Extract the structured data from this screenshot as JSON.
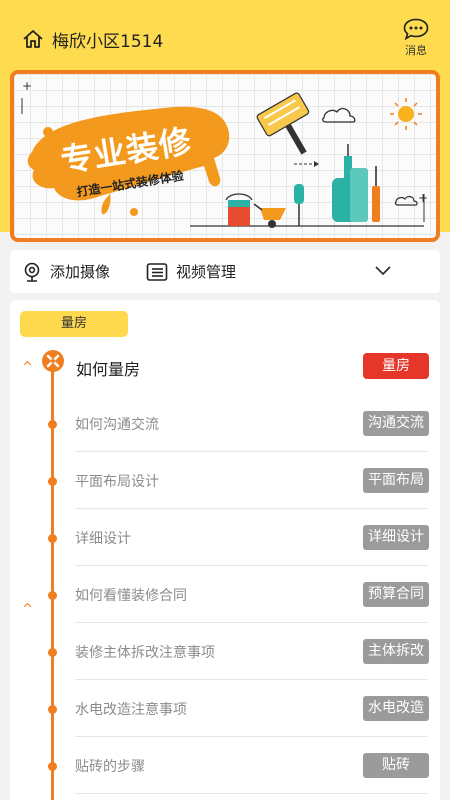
{
  "header": {
    "community": "梅欣小区1514",
    "message_label": "消息"
  },
  "banner": {
    "title": "专业装修",
    "subtitle": "打造一站式装修体验"
  },
  "toolbar": {
    "add_camera": "添加摄像",
    "video_manage": "视频管理"
  },
  "section": {
    "tag": "量房",
    "main_title": "如何量房",
    "main_button": "量房",
    "items": [
      {
        "label": "如何沟通交流",
        "button": "沟通交流"
      },
      {
        "label": "平面布局设计",
        "button": "平面布局"
      },
      {
        "label": "详细设计",
        "button": "详细设计"
      },
      {
        "label": "如何看懂装修合同",
        "button": "预算合同"
      },
      {
        "label": "装修主体拆改注意事项",
        "button": "主体拆改"
      },
      {
        "label": "水电改造注意事项",
        "button": "水电改造"
      },
      {
        "label": "贴砖的步骤",
        "button": "贴砖"
      }
    ]
  },
  "colors": {
    "brand_yellow": "#fedb4f",
    "accent_orange": "#f07d1e",
    "main_button_red": "#e63529",
    "step_button_gray": "#9b9b9b"
  }
}
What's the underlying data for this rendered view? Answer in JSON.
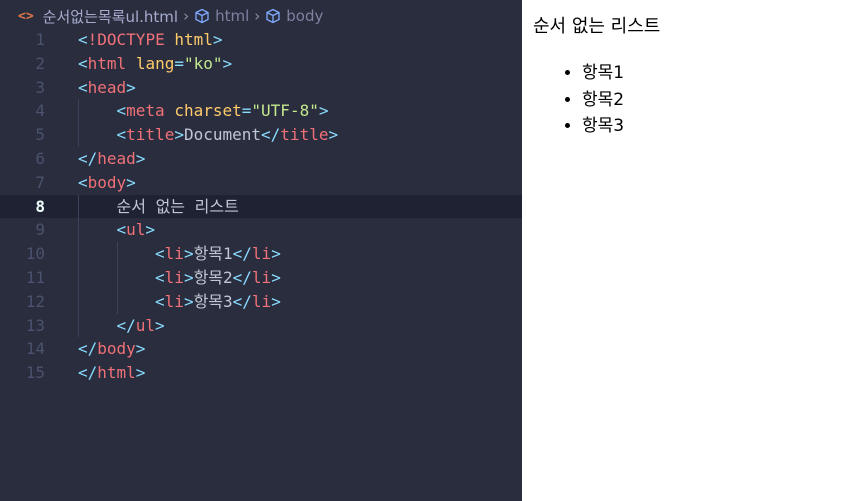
{
  "breadcrumb": {
    "file": "순서없는목록ul.html",
    "items": [
      "html",
      "body"
    ]
  },
  "code_lines": [
    {
      "n": "1",
      "indent": 0,
      "tokens": [
        [
          "br",
          "<"
        ],
        [
          "tag",
          "!DOCTYPE"
        ],
        [
          "txt",
          " "
        ],
        [
          "attr",
          "html"
        ],
        [
          "br",
          ">"
        ]
      ]
    },
    {
      "n": "2",
      "indent": 0,
      "tokens": [
        [
          "br",
          "<"
        ],
        [
          "tag",
          "html"
        ],
        [
          "txt",
          " "
        ],
        [
          "attr",
          "lang"
        ],
        [
          "eq",
          "="
        ],
        [
          "str",
          "\"ko\""
        ],
        [
          "br",
          ">"
        ]
      ]
    },
    {
      "n": "3",
      "indent": 0,
      "tokens": [
        [
          "br",
          "<"
        ],
        [
          "tag",
          "head"
        ],
        [
          "br",
          ">"
        ]
      ]
    },
    {
      "n": "4",
      "indent": 1,
      "tokens": [
        [
          "br",
          "<"
        ],
        [
          "tag",
          "meta"
        ],
        [
          "txt",
          " "
        ],
        [
          "attr",
          "charset"
        ],
        [
          "eq",
          "="
        ],
        [
          "str",
          "\"UTF-8\""
        ],
        [
          "br",
          ">"
        ]
      ]
    },
    {
      "n": "5",
      "indent": 1,
      "tokens": [
        [
          "br",
          "<"
        ],
        [
          "tag",
          "title"
        ],
        [
          "br",
          ">"
        ],
        [
          "txt",
          "Document"
        ],
        [
          "br",
          "</"
        ],
        [
          "tag",
          "title"
        ],
        [
          "br",
          ">"
        ]
      ]
    },
    {
      "n": "6",
      "indent": 0,
      "tokens": [
        [
          "br",
          "</"
        ],
        [
          "tag",
          "head"
        ],
        [
          "br",
          ">"
        ]
      ]
    },
    {
      "n": "7",
      "indent": 0,
      "tokens": [
        [
          "br",
          "<"
        ],
        [
          "tag",
          "body"
        ],
        [
          "br",
          ">"
        ]
      ]
    },
    {
      "n": "8",
      "indent": 1,
      "active": true,
      "tokens": [
        [
          "txt",
          "순서 없는 리스트"
        ]
      ]
    },
    {
      "n": "9",
      "indent": 1,
      "tokens": [
        [
          "br",
          "<"
        ],
        [
          "tag",
          "ul"
        ],
        [
          "br",
          ">"
        ]
      ]
    },
    {
      "n": "10",
      "indent": 2,
      "tokens": [
        [
          "br",
          "<"
        ],
        [
          "tag",
          "li"
        ],
        [
          "br",
          ">"
        ],
        [
          "txt",
          "항목1"
        ],
        [
          "br",
          "</"
        ],
        [
          "tag",
          "li"
        ],
        [
          "br",
          ">"
        ]
      ]
    },
    {
      "n": "11",
      "indent": 2,
      "tokens": [
        [
          "br",
          "<"
        ],
        [
          "tag",
          "li"
        ],
        [
          "br",
          ">"
        ],
        [
          "txt",
          "항목2"
        ],
        [
          "br",
          "</"
        ],
        [
          "tag",
          "li"
        ],
        [
          "br",
          ">"
        ]
      ]
    },
    {
      "n": "12",
      "indent": 2,
      "tokens": [
        [
          "br",
          "<"
        ],
        [
          "tag",
          "li"
        ],
        [
          "br",
          ">"
        ],
        [
          "txt",
          "항목3"
        ],
        [
          "br",
          "</"
        ],
        [
          "tag",
          "li"
        ],
        [
          "br",
          ">"
        ]
      ]
    },
    {
      "n": "13",
      "indent": 1,
      "tokens": [
        [
          "br",
          "</"
        ],
        [
          "tag",
          "ul"
        ],
        [
          "br",
          ">"
        ]
      ]
    },
    {
      "n": "14",
      "indent": 0,
      "tokens": [
        [
          "br",
          "</"
        ],
        [
          "tag",
          "body"
        ],
        [
          "br",
          ">"
        ]
      ]
    },
    {
      "n": "15",
      "indent": 0,
      "tokens": [
        [
          "br",
          "</"
        ],
        [
          "tag",
          "html"
        ],
        [
          "br",
          ">"
        ]
      ]
    }
  ],
  "preview": {
    "heading": "순서 없는 리스트",
    "items": [
      "항목1",
      "항목2",
      "항목3"
    ]
  },
  "colors": {
    "editor_bg": "#292d3e",
    "tag": "#f07178",
    "bracket": "#89ddff",
    "attr": "#ffcb6b",
    "string": "#c3e88d",
    "text": "#bfc7d5",
    "line_number": "#4b526d"
  }
}
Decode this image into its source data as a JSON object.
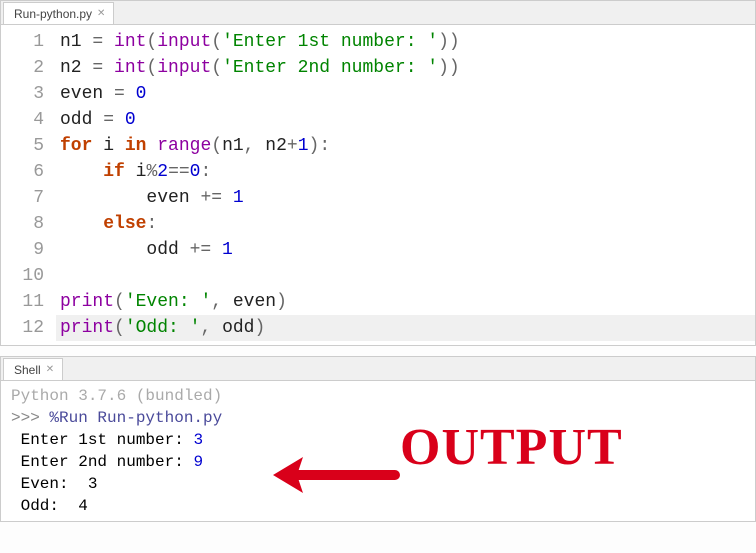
{
  "editor": {
    "tab_label": "Run-python.py",
    "lines": [
      {
        "num": "1",
        "hl": false,
        "tokens": [
          {
            "t": "name",
            "v": "n1 "
          },
          {
            "t": "op",
            "v": "= "
          },
          {
            "t": "builtin",
            "v": "int"
          },
          {
            "t": "paren",
            "v": "("
          },
          {
            "t": "builtin",
            "v": "input"
          },
          {
            "t": "paren",
            "v": "("
          },
          {
            "t": "str",
            "v": "'Enter 1st number: '"
          },
          {
            "t": "paren",
            "v": "))"
          }
        ]
      },
      {
        "num": "2",
        "hl": false,
        "tokens": [
          {
            "t": "name",
            "v": "n2 "
          },
          {
            "t": "op",
            "v": "= "
          },
          {
            "t": "builtin",
            "v": "int"
          },
          {
            "t": "paren",
            "v": "("
          },
          {
            "t": "builtin",
            "v": "input"
          },
          {
            "t": "paren",
            "v": "("
          },
          {
            "t": "str",
            "v": "'Enter 2nd number: '"
          },
          {
            "t": "paren",
            "v": "))"
          }
        ]
      },
      {
        "num": "3",
        "hl": false,
        "tokens": [
          {
            "t": "name",
            "v": "even "
          },
          {
            "t": "op",
            "v": "= "
          },
          {
            "t": "num",
            "v": "0"
          }
        ]
      },
      {
        "num": "4",
        "hl": false,
        "tokens": [
          {
            "t": "name",
            "v": "odd "
          },
          {
            "t": "op",
            "v": "= "
          },
          {
            "t": "num",
            "v": "0"
          }
        ]
      },
      {
        "num": "5",
        "hl": false,
        "tokens": [
          {
            "t": "kw",
            "v": "for"
          },
          {
            "t": "name",
            "v": " i "
          },
          {
            "t": "kw",
            "v": "in"
          },
          {
            "t": "name",
            "v": " "
          },
          {
            "t": "builtin",
            "v": "range"
          },
          {
            "t": "paren",
            "v": "("
          },
          {
            "t": "name",
            "v": "n1"
          },
          {
            "t": "op",
            "v": ", "
          },
          {
            "t": "name",
            "v": "n2"
          },
          {
            "t": "op",
            "v": "+"
          },
          {
            "t": "num",
            "v": "1"
          },
          {
            "t": "paren",
            "v": ")"
          },
          {
            "t": "op",
            "v": ":"
          }
        ]
      },
      {
        "num": "6",
        "hl": false,
        "tokens": [
          {
            "t": "name",
            "v": "    "
          },
          {
            "t": "kw",
            "v": "if"
          },
          {
            "t": "name",
            "v": " i"
          },
          {
            "t": "op",
            "v": "%"
          },
          {
            "t": "num",
            "v": "2"
          },
          {
            "t": "op",
            "v": "=="
          },
          {
            "t": "num",
            "v": "0"
          },
          {
            "t": "op",
            "v": ":"
          }
        ]
      },
      {
        "num": "7",
        "hl": false,
        "tokens": [
          {
            "t": "name",
            "v": "        even "
          },
          {
            "t": "op",
            "v": "+= "
          },
          {
            "t": "num",
            "v": "1"
          }
        ]
      },
      {
        "num": "8",
        "hl": false,
        "tokens": [
          {
            "t": "name",
            "v": "    "
          },
          {
            "t": "kw",
            "v": "else"
          },
          {
            "t": "op",
            "v": ":"
          }
        ]
      },
      {
        "num": "9",
        "hl": false,
        "tokens": [
          {
            "t": "name",
            "v": "        odd "
          },
          {
            "t": "op",
            "v": "+= "
          },
          {
            "t": "num",
            "v": "1"
          }
        ]
      },
      {
        "num": "10",
        "hl": false,
        "tokens": []
      },
      {
        "num": "11",
        "hl": false,
        "tokens": [
          {
            "t": "builtin",
            "v": "print"
          },
          {
            "t": "paren",
            "v": "("
          },
          {
            "t": "str",
            "v": "'Even: '"
          },
          {
            "t": "op",
            "v": ", "
          },
          {
            "t": "name",
            "v": "even"
          },
          {
            "t": "paren",
            "v": ")"
          }
        ]
      },
      {
        "num": "12",
        "hl": true,
        "tokens": [
          {
            "t": "builtin",
            "v": "print"
          },
          {
            "t": "paren",
            "v": "("
          },
          {
            "t": "str",
            "v": "'Odd: '"
          },
          {
            "t": "op",
            "v": ", "
          },
          {
            "t": "name",
            "v": "odd"
          },
          {
            "t": "paren",
            "v": ")"
          }
        ]
      }
    ]
  },
  "shell": {
    "tab_label": "Shell",
    "version_line": "Python 3.7.6 (bundled)",
    "prompt": ">>> ",
    "run_cmd": "%Run Run-python.py",
    "output": [
      {
        "pre": " Enter 1st number: ",
        "num": "3"
      },
      {
        "pre": " Enter 2nd number: ",
        "num": "9"
      },
      {
        "pre": " Even:  3",
        "num": ""
      },
      {
        "pre": " Odd:  4",
        "num": ""
      }
    ]
  },
  "annotation": {
    "text": "OUTPUT"
  }
}
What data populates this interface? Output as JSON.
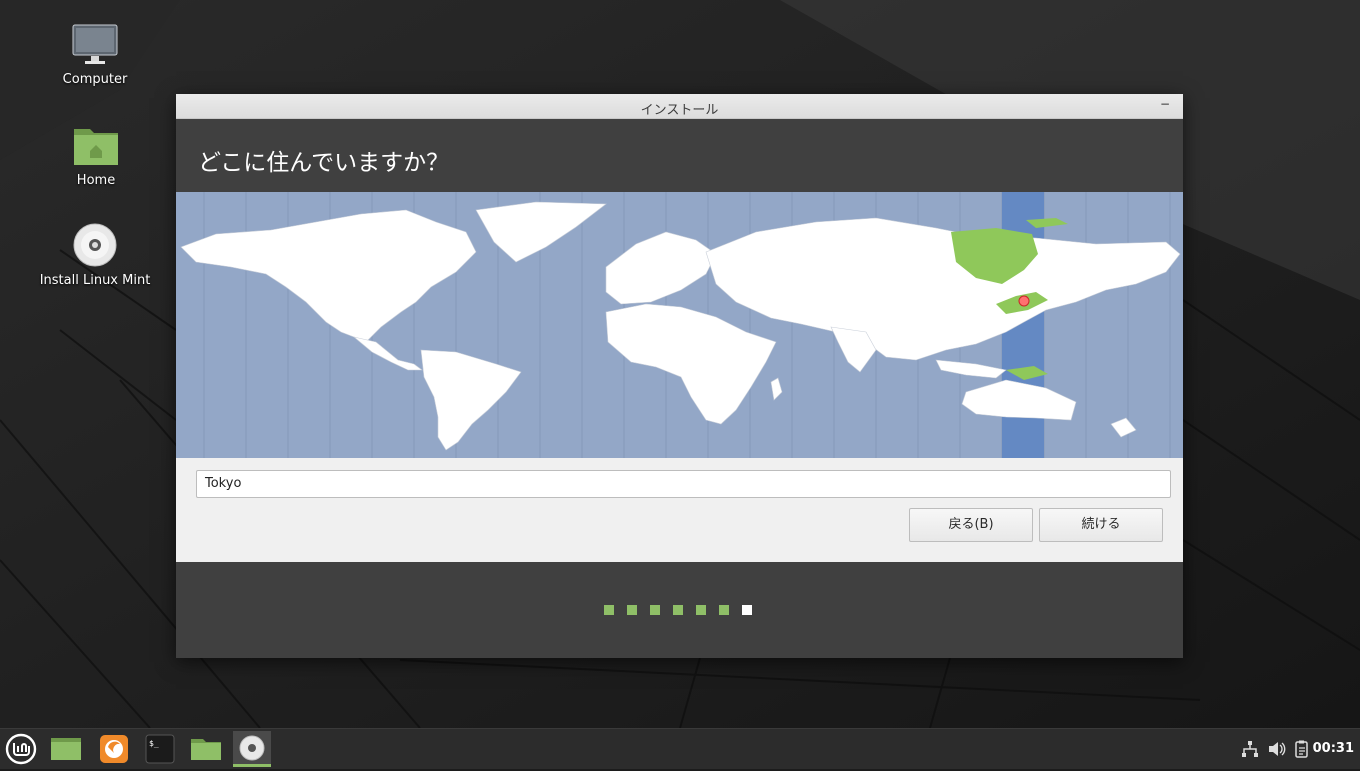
{
  "desktop": {
    "icons": [
      {
        "label": "Computer"
      },
      {
        "label": "Home"
      },
      {
        "label": "Install Linux Mint"
      }
    ]
  },
  "window": {
    "title": "インストール",
    "minimize_label": "−",
    "heading": "どこに住んでいますか？",
    "timezone_value": "Tokyo",
    "back_label": "戻る(B)",
    "continue_label": "続ける",
    "progress": {
      "total_steps": 7,
      "current_step": 7
    }
  },
  "taskbar": {
    "clock": "00:31"
  },
  "colors": {
    "mint_green": "#8fbf67",
    "map_ocean": "#93a7c7",
    "selected_zone": "#6489c3",
    "header_bg": "#404040"
  }
}
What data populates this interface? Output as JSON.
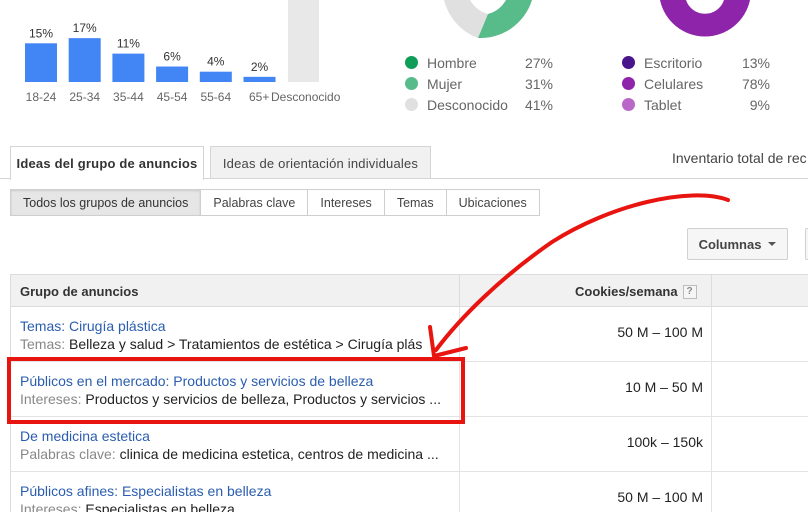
{
  "age_chart": {
    "type": "bar",
    "categories": [
      "18-24",
      "25-34",
      "35-44",
      "45-54",
      "55-64",
      "65+",
      "Desconocido"
    ],
    "values": [
      15,
      17,
      11,
      6,
      4,
      2,
      null
    ],
    "labels": [
      "15%",
      "17%",
      "11%",
      "6%",
      "4%",
      "2%",
      ""
    ],
    "bar_color": "#4285f4",
    "unknown_bar_color": "#e8e8e8"
  },
  "gender_legend": [
    {
      "label": "Hombre",
      "pct": "27%",
      "color": "#0f9d58"
    },
    {
      "label": "Mujer",
      "pct": "31%",
      "color": "#57bb8a"
    },
    {
      "label": "Desconocido",
      "pct": "41%",
      "color": "#e0e0e0"
    }
  ],
  "device_legend": [
    {
      "label": "Escritorio",
      "pct": "13%",
      "color": "#4a148c"
    },
    {
      "label": "Celulares",
      "pct": "78%",
      "color": "#8e24aa"
    },
    {
      "label": "Tablet",
      "pct": "9%",
      "color": "#ba68c8"
    }
  ],
  "tabs": {
    "ideas_grupo": "Ideas del grupo de anuncios",
    "ideas_orientacion": "Ideas de orientación individuales",
    "inventory": "Inventario total de rec"
  },
  "subtabs": [
    "Todos los grupos de anuncios",
    "Palabras clave",
    "Intereses",
    "Temas",
    "Ubicaciones"
  ],
  "columns_button": "Columnas",
  "table": {
    "header_group": "Grupo de anuncios",
    "header_cookies": "Cookies/semana",
    "help_glyph": "?",
    "rows": [
      {
        "title": "Temas: Cirugía plástica",
        "sub_label": "Temas:",
        "sub_value": "Belleza y salud > Tratamientos de estética > Cirugía plás",
        "cookies": "50 M – 100 M"
      },
      {
        "title": "Públicos en el mercado: Productos y servicios de belleza",
        "sub_label": "Intereses:",
        "sub_value": "Productos y servicios de belleza, Productos y servicios ...",
        "cookies": "10 M – 50 M"
      },
      {
        "title": "De medicina estetica",
        "sub_label": "Palabras clave:",
        "sub_value": "clinica de medicina estetica, centros de medicina ...",
        "cookies": "100k – 150k"
      },
      {
        "title": "Públicos afines: Especialistas en belleza",
        "sub_label": "Intereses:",
        "sub_value": "Especialistas en belleza",
        "cookies": "50 M – 100 M"
      }
    ]
  },
  "annotation": {
    "color": "#e8140f"
  }
}
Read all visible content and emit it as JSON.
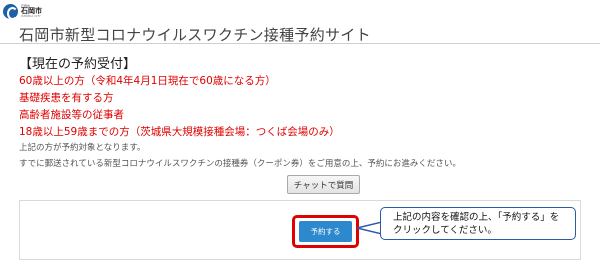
{
  "header": {
    "logo_small": "石岡市",
    "logo_name": "石岡市",
    "logo_roman": "ISHIOKA CITY",
    "title": "石岡市新型コロナウイルスワクチン接種予約サイト"
  },
  "section": {
    "heading": "【現在の予約受付】",
    "eligible": [
      "60歳以上の方（令和4年4月1日現在で60歳になる方）",
      "基礎疾患を有する方",
      "高齢者施設等の従事者",
      "18歳以上59歳までの方（茨城県大規模接種会場：つくば会場のみ）"
    ],
    "note1": "上記の方が予約対象となります。",
    "note2": "すでに郵送されている新型コロナウイルスワクチンの接種券（クーポン券）をご用意の上、予約にお進みください。"
  },
  "buttons": {
    "chat_label": "チャットで質問",
    "reserve_label": "予約する"
  },
  "callout": {
    "line1": "上記の内容を確認の上、「予約する」を",
    "line2": "クリックしてください。"
  },
  "colors": {
    "eligible_text": "#e00000",
    "reserve_button": "#2d89cd",
    "highlight_border": "#e00000",
    "callout_border": "#2a5aa8"
  }
}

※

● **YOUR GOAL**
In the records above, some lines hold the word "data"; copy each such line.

● **SOLUTION BELOW**
Extract the structured data from this screenshot as JSON.
What's the underlying data for this rendered view? Answer in JSON.
Decode this image into its source data as a JSON object.
What data populates this interface? Output as JSON.
What data populates this interface? Output as JSON.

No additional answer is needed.